My brother John was visiting from Boston when my parents made the decision to close; he’s going home in about….8 hours. John teaches music at Clark College in Worcester, MA. I went to visit him and my parents today at The Grasslands; here they are, doesn’t my mom look just crazy-happy? Probably because she has about half-a-dozen days left to wake up at 3:00AM to bake:


John’s piano teacher–Bernice Pomeroy–from his teen years came in to see John, and also because she heard The Grasslands is closing:

John and my dad played some music together, here they are playing a Lenorard Cohen tune:

And here they are playing a guitar duet, an Eagles tune:

And finally, here’s John playing guitar, accompanying me on the fiddle. Notice that the chairs have arms. DO NOT play the fiddle in a chair with arms. I should know better. Ouch.

John is a very gifted musician. It’s too bad he doens’t live around here, because I’d love to be able to play with such a great guitarist; he makes even the most mediocre playing shine! Oh well. One day I’ll live somewhere with great Irish tunes.

The mood was very happy. There weren’t a lot of customers. The Grasslands has been open for 14 years. It’s really an oasis, and my mom’s very kind, upbeat energy has always drawn people in; plus, she’s very good at creating a harmonious, beautiful environment–who wouldn’t want to eat in such a place?

I’ll post more photos in the next few weeks. Get in while you can for some danish.

Weeknight Sewing

I’m midway through Highest Duty by Capt.
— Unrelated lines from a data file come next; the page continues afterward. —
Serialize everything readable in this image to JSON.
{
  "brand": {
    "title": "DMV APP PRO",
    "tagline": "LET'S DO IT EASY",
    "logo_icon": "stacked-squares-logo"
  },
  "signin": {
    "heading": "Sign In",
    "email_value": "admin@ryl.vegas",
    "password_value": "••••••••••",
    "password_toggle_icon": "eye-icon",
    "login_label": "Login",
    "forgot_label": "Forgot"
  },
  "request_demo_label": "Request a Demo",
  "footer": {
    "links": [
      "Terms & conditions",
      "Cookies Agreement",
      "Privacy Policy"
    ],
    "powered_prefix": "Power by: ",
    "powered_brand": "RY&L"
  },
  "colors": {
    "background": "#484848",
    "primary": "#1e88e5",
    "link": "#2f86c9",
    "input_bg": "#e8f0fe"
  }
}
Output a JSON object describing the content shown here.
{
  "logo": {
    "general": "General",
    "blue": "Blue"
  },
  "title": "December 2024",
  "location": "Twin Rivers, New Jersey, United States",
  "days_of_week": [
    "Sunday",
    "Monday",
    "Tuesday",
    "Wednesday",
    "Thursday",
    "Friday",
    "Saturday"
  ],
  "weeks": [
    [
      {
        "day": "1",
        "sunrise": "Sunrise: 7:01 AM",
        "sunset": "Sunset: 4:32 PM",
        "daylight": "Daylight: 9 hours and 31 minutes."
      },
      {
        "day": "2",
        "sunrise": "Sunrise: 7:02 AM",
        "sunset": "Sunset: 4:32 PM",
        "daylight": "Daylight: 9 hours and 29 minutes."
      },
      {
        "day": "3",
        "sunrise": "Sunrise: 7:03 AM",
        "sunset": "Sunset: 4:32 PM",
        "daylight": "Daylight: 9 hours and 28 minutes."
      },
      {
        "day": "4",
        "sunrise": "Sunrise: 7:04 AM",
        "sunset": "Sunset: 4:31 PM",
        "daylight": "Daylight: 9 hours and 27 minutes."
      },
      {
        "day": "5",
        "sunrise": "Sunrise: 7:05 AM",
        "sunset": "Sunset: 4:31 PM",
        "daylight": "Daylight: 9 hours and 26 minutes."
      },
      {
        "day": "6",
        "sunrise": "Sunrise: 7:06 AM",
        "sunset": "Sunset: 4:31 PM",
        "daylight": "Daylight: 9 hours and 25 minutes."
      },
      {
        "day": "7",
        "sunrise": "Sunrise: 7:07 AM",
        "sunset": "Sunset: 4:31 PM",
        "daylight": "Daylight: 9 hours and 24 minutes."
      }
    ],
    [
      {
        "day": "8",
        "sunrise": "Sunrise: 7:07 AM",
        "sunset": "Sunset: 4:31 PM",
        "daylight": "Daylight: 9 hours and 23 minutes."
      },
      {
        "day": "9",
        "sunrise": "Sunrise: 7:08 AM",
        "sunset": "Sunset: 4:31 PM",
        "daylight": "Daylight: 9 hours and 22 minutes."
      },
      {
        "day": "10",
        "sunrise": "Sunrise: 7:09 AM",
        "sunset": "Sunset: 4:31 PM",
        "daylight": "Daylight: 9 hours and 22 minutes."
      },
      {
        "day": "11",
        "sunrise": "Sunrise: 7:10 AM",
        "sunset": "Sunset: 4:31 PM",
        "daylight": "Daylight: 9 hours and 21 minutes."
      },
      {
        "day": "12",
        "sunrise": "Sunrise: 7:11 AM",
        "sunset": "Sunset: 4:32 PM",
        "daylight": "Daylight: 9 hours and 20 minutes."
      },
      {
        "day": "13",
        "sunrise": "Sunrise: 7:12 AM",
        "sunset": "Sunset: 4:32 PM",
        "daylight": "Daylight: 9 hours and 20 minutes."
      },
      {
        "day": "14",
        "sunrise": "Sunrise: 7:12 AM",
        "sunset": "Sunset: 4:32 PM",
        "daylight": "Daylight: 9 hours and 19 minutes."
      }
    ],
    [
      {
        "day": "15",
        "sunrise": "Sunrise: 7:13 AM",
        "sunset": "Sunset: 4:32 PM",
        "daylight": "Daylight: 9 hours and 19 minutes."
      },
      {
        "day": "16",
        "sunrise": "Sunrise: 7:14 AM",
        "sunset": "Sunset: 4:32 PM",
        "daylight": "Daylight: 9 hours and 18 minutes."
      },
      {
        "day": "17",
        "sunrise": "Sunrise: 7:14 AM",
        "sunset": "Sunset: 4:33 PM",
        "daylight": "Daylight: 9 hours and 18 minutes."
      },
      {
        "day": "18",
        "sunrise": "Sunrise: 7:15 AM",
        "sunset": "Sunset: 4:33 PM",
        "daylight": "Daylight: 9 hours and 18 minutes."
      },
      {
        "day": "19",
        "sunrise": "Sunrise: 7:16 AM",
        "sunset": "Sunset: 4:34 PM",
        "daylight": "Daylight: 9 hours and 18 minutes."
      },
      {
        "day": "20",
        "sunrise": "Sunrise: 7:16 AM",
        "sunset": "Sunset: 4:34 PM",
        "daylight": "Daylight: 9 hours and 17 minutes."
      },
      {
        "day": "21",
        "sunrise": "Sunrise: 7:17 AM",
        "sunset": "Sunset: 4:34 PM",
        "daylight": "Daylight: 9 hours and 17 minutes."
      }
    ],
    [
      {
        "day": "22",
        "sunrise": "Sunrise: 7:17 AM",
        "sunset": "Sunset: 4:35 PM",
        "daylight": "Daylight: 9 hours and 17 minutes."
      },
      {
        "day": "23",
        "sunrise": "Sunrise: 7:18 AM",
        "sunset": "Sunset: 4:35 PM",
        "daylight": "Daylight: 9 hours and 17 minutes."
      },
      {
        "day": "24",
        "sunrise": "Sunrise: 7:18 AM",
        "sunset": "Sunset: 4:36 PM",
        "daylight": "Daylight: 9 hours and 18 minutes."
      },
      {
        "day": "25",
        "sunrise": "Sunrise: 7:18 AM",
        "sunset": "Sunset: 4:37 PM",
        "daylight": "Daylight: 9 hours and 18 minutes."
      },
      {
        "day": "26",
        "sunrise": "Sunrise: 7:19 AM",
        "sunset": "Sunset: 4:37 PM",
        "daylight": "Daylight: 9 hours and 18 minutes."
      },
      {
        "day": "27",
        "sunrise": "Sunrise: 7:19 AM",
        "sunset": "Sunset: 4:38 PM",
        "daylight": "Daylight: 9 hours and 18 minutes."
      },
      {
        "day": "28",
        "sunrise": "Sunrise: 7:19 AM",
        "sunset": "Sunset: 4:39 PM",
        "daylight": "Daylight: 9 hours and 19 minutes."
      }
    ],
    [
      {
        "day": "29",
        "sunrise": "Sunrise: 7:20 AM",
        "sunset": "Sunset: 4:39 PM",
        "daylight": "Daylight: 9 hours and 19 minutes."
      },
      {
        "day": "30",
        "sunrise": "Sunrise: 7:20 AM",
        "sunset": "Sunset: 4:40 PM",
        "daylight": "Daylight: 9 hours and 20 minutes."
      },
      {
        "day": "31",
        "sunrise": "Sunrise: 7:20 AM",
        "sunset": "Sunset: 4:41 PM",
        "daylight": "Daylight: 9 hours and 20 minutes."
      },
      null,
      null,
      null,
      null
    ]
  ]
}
Sully Sullenberger and I continued listening to the audio book last night while I sewed; I think the story is very compelling. I love listening to a good story while I’m working on a creative project. When I’m finished I’ll write more about what I think about the book.

So, this is my “quilt top”; all my pieces of hand-dyed or screen-printed fabric are sewn together here, along with the piece of fabric along the sides with the reverse applique clouds. Remember, all this fabric was once as white as snow:

Now I’ll start adding shapes to the top, as well as cutting some away; here’s the first “sheer” shape I added, you can see it in the upper left-hand corner:

It’s faint, but that’s the idea. Soon I’ll have layers of different shapes. I hope it’ll look as cool as I imagine it.